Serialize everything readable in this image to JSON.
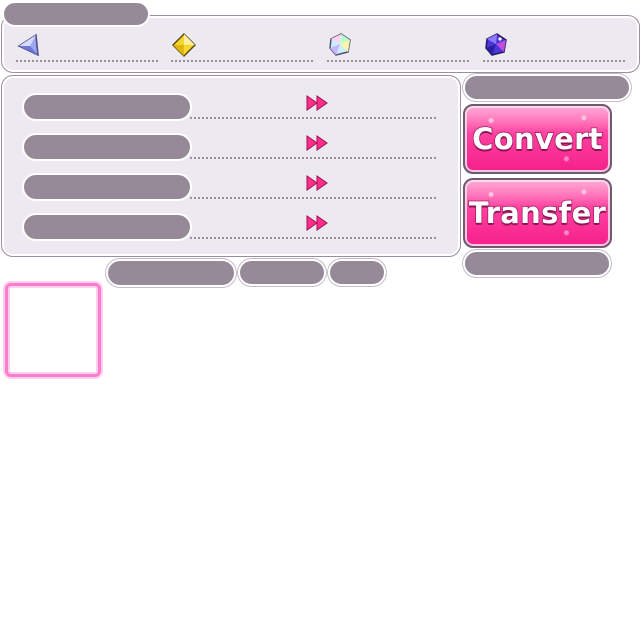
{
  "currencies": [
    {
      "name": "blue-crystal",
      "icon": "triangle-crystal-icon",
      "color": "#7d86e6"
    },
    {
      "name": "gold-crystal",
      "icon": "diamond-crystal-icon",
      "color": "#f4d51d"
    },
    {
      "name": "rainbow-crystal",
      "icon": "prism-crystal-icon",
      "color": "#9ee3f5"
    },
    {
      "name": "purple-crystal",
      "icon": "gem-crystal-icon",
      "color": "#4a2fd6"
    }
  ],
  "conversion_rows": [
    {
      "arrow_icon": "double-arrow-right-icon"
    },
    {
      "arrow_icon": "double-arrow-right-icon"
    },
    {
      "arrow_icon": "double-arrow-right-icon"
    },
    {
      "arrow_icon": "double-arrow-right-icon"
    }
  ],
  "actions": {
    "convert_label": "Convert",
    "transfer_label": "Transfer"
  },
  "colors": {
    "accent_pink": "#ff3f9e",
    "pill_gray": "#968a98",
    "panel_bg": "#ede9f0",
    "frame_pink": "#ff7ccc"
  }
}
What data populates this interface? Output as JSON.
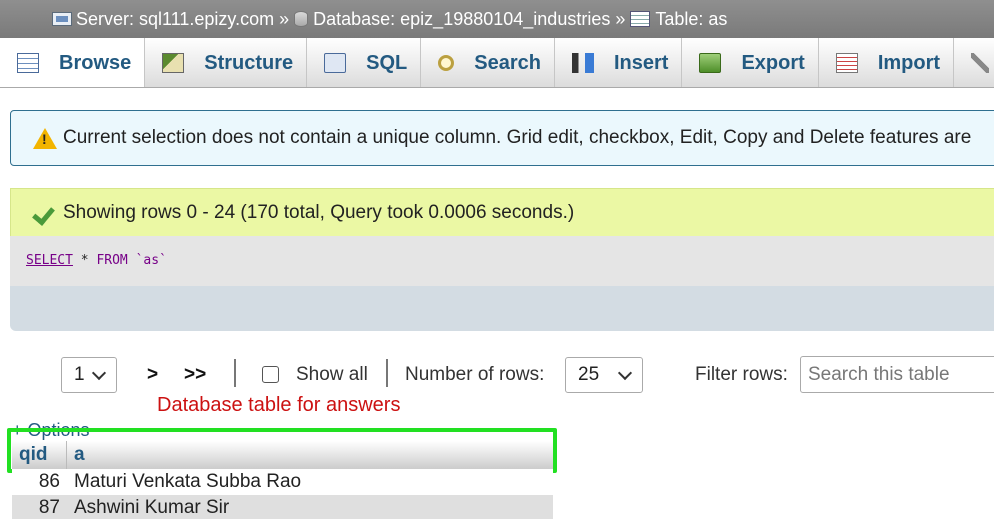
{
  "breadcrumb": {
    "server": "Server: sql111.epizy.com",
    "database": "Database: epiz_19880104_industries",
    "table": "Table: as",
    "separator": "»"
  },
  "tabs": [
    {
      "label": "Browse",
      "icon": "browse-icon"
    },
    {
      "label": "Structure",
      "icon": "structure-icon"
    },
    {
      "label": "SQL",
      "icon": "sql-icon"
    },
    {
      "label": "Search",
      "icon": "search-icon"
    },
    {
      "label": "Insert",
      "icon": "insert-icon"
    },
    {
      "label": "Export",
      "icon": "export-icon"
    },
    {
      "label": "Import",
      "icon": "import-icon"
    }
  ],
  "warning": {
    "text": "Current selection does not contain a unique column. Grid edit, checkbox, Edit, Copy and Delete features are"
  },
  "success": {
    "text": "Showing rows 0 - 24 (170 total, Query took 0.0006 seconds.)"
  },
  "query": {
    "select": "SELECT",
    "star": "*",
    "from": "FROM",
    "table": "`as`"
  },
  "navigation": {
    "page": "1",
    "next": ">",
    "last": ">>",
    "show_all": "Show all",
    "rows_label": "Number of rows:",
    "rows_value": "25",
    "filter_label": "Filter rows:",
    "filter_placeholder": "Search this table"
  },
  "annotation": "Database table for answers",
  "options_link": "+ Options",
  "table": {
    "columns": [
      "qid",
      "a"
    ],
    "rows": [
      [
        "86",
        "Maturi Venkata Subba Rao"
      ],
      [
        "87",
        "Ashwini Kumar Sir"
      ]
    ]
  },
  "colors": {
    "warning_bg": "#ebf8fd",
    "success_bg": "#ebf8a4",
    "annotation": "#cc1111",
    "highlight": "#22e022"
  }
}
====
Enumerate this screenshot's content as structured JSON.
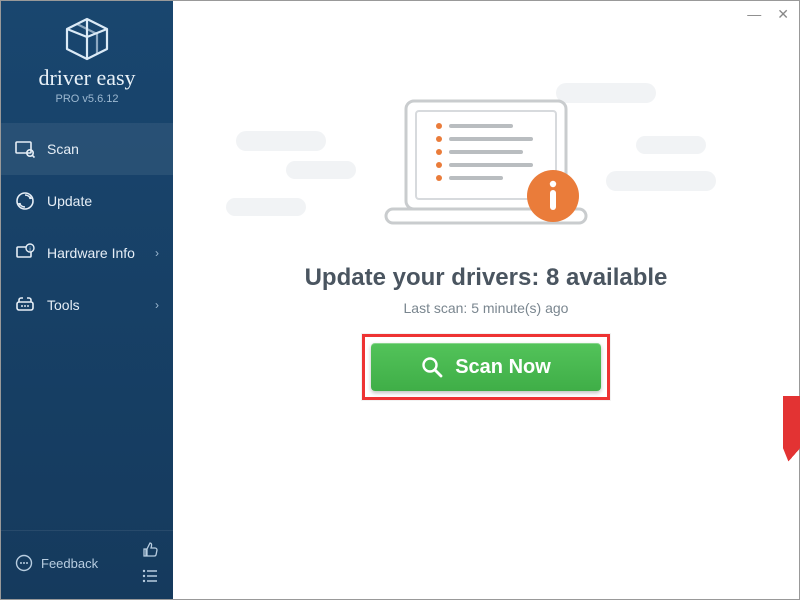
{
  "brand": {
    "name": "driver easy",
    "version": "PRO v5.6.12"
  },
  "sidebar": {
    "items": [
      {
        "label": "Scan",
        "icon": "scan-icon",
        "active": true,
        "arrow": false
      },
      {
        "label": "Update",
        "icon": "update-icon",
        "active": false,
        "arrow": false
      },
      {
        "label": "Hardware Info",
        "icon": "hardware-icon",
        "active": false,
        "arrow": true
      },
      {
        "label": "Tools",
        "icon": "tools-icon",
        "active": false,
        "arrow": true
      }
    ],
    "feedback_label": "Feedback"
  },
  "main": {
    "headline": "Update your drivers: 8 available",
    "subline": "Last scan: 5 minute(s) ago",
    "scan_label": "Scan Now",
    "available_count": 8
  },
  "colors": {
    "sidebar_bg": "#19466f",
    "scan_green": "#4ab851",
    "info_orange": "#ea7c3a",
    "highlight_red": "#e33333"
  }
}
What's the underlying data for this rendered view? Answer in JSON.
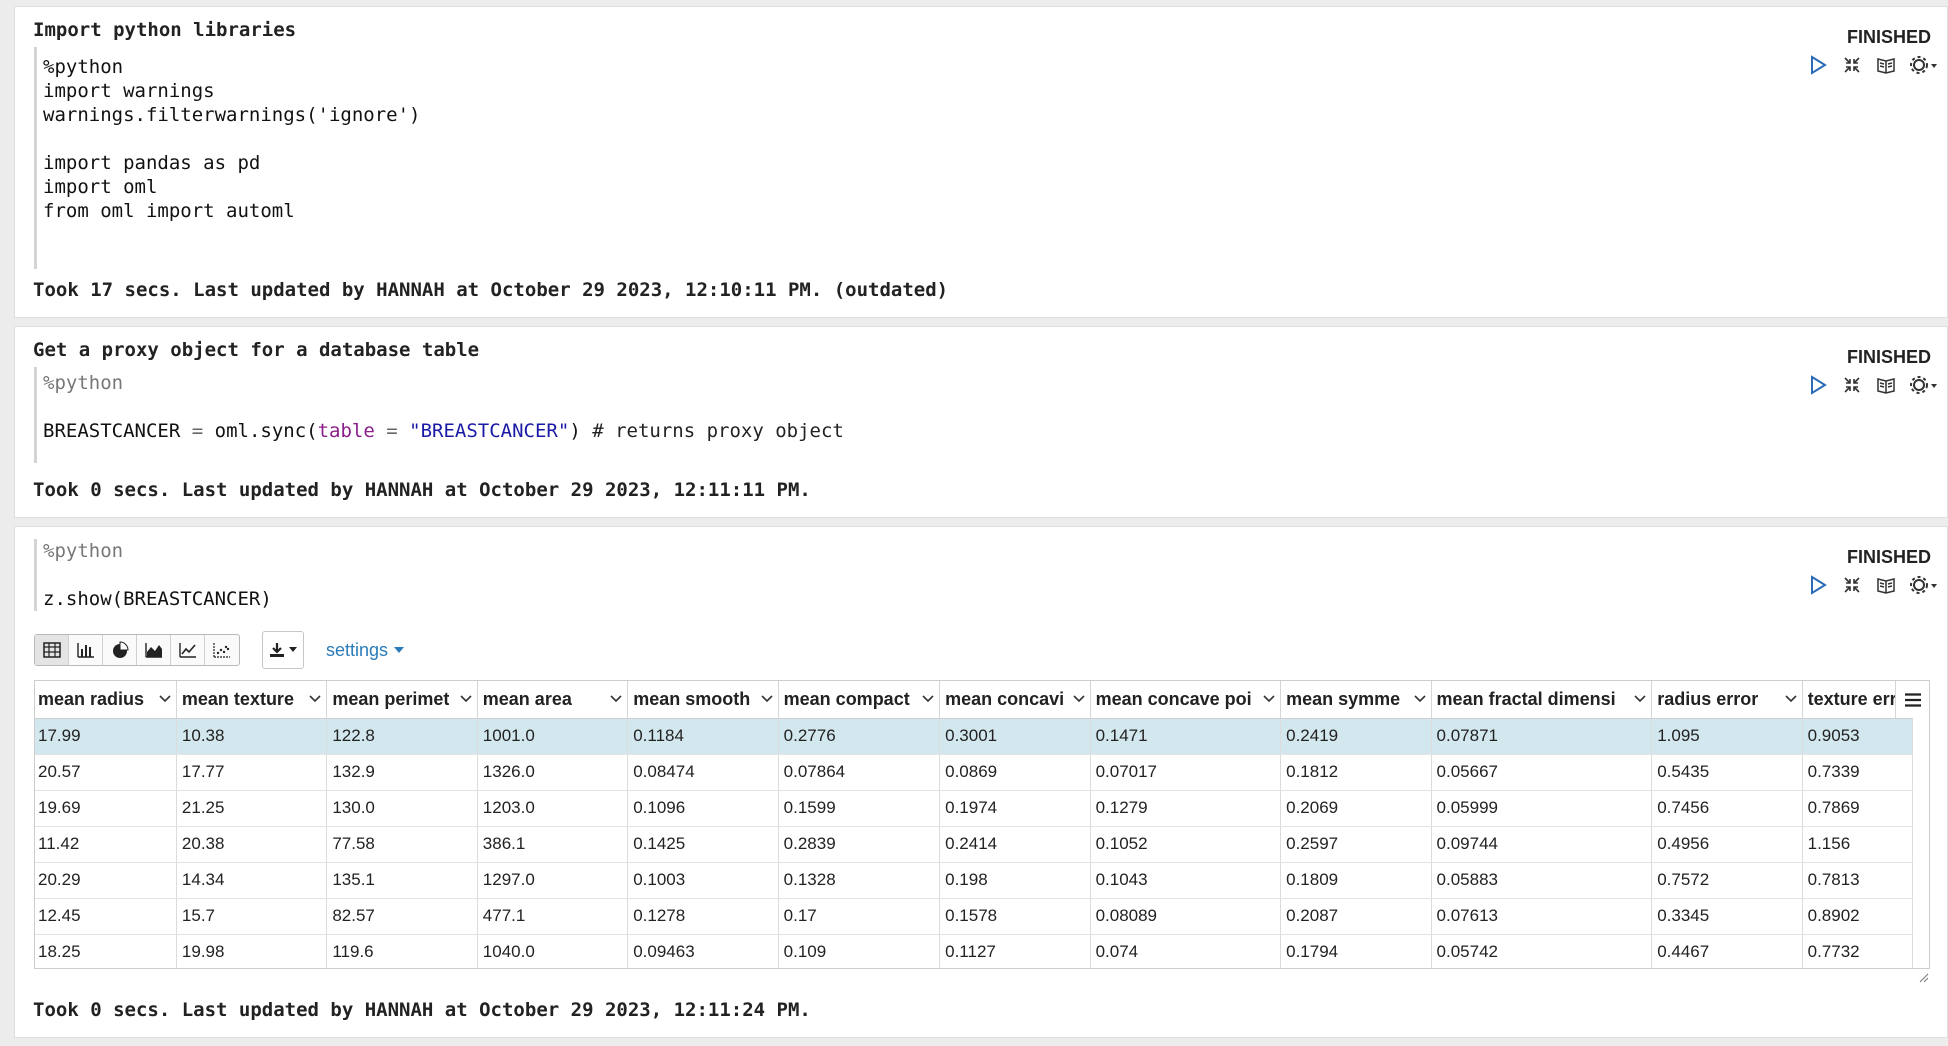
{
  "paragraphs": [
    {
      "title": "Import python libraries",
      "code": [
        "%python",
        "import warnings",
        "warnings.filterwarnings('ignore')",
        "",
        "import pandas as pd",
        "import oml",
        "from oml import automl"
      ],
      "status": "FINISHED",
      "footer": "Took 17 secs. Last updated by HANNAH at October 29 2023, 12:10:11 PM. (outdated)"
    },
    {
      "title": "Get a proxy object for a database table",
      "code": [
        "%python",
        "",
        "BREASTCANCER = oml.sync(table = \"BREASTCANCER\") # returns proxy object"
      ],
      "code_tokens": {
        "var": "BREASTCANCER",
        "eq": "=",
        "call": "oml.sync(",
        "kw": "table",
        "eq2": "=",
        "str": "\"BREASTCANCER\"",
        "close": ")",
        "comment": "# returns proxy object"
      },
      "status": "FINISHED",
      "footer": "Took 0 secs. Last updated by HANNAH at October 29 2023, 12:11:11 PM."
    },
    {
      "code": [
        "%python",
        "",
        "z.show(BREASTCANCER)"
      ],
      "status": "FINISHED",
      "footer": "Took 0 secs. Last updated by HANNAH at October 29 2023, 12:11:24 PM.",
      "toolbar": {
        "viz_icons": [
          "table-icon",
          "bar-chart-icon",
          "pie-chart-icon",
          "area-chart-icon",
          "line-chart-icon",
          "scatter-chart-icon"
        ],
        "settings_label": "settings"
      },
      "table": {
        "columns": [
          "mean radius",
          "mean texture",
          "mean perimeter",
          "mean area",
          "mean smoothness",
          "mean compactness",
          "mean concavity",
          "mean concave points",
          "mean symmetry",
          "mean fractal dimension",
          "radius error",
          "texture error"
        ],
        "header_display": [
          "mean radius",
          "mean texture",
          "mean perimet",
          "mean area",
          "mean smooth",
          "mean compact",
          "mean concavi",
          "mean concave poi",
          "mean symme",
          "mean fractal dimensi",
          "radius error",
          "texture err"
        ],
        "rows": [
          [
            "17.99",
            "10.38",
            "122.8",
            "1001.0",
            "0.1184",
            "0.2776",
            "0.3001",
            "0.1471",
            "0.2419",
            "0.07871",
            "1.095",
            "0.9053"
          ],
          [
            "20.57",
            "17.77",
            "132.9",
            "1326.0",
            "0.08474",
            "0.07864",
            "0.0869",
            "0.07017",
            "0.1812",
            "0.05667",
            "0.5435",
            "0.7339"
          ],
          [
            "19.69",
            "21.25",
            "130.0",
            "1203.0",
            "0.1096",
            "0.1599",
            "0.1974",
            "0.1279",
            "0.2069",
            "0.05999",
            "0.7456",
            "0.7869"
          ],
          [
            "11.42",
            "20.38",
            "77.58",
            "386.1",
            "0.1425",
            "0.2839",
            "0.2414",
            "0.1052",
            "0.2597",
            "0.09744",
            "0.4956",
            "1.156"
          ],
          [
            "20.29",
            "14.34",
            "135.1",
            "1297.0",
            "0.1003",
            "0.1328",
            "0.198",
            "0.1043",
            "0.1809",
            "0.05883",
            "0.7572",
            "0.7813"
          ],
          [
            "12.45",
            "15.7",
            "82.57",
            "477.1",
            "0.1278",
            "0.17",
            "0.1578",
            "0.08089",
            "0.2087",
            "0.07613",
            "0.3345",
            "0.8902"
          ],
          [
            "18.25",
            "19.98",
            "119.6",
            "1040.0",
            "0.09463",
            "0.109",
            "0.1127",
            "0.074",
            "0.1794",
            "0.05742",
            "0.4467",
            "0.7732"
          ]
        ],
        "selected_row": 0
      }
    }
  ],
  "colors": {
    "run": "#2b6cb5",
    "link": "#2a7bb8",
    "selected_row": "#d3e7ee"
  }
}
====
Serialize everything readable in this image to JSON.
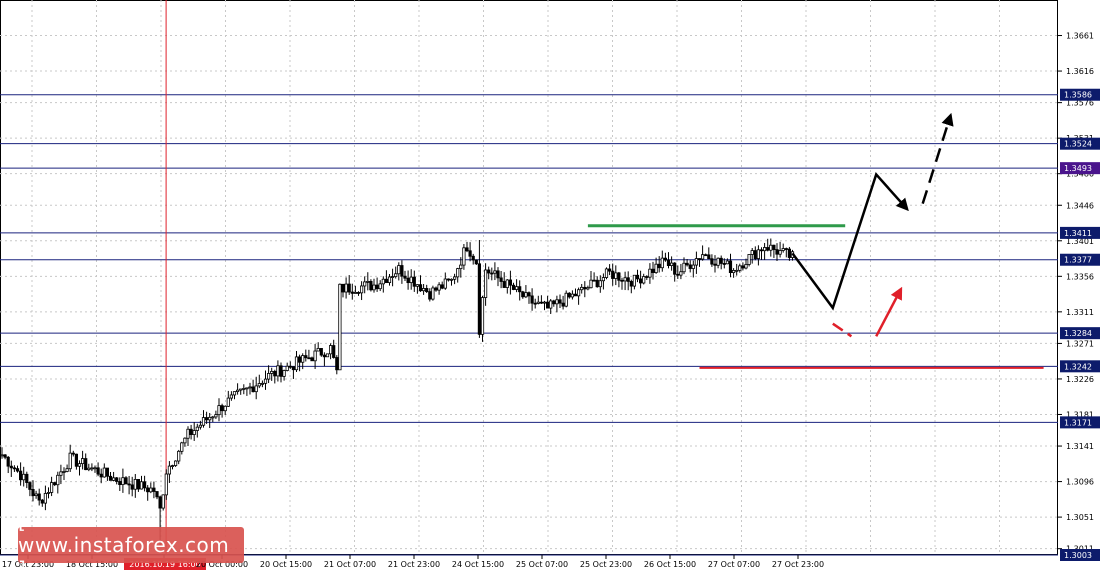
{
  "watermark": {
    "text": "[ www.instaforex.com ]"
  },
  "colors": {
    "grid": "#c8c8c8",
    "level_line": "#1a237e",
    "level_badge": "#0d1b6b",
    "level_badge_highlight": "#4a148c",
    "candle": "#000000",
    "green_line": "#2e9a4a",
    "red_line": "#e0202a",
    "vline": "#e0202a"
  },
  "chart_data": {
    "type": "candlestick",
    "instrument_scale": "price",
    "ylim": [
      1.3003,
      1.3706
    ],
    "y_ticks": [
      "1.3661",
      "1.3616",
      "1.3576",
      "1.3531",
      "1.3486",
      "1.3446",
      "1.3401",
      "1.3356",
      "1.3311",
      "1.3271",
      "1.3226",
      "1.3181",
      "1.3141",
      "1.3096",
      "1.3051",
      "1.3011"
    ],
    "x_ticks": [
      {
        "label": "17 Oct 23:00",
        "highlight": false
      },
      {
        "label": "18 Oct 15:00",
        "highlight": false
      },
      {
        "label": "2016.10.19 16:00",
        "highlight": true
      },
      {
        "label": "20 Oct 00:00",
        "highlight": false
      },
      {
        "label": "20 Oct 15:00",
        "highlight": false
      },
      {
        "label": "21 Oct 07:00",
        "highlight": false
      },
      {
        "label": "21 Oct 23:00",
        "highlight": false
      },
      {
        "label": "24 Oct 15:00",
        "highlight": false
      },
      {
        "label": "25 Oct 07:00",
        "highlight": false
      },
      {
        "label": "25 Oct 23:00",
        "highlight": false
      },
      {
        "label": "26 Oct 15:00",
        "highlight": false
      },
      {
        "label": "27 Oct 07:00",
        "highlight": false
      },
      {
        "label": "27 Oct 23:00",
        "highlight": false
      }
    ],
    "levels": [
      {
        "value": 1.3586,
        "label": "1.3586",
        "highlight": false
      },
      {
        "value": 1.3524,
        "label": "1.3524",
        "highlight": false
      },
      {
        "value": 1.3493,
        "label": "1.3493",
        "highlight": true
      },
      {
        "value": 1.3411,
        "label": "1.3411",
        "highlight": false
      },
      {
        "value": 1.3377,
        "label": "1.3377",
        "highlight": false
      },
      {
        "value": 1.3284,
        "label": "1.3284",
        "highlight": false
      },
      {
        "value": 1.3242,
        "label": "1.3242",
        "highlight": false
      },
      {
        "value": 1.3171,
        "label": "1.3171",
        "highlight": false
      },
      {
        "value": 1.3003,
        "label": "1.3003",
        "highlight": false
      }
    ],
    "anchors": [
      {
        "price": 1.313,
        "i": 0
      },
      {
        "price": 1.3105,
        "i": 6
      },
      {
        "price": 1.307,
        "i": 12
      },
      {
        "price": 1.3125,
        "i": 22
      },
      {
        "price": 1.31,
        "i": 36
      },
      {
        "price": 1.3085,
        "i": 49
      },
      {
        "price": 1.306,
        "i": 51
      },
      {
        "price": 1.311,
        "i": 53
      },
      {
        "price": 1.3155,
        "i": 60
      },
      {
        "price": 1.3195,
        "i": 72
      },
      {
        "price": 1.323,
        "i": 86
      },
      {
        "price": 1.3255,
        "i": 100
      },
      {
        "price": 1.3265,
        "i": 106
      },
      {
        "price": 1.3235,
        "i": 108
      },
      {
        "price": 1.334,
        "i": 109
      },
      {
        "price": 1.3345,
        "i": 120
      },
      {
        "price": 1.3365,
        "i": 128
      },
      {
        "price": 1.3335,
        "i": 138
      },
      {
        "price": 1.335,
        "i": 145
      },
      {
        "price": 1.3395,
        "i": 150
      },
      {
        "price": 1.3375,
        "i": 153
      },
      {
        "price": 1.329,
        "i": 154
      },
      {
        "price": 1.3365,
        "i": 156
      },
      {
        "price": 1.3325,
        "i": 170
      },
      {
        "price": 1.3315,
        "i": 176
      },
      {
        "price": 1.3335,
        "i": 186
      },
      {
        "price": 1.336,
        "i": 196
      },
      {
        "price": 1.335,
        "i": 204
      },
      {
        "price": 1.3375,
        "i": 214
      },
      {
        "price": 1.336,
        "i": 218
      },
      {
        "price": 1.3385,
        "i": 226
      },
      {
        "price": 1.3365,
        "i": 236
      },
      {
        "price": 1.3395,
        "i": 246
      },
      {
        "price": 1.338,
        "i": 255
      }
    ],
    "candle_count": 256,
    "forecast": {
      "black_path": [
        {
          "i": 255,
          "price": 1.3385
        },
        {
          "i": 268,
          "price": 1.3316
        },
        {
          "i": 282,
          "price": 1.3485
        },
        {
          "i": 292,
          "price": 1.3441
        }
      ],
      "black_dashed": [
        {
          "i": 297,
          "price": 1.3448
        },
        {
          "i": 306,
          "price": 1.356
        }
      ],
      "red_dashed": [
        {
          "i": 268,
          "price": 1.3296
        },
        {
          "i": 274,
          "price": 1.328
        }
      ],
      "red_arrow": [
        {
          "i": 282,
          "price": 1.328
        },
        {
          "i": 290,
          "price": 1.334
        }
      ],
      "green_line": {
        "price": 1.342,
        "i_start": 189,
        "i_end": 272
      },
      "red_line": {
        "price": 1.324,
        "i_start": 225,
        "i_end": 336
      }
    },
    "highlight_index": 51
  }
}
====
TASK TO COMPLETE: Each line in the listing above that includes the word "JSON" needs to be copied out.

ANSWER AREA:
Serialize everything readable in this image to JSON.
What data populates this interface? Output as JSON.
Enumerate this screenshot's content as structured JSON.
What's the underlying data for this rendered view? Answer in JSON.
Serialize everything readable in this image to JSON.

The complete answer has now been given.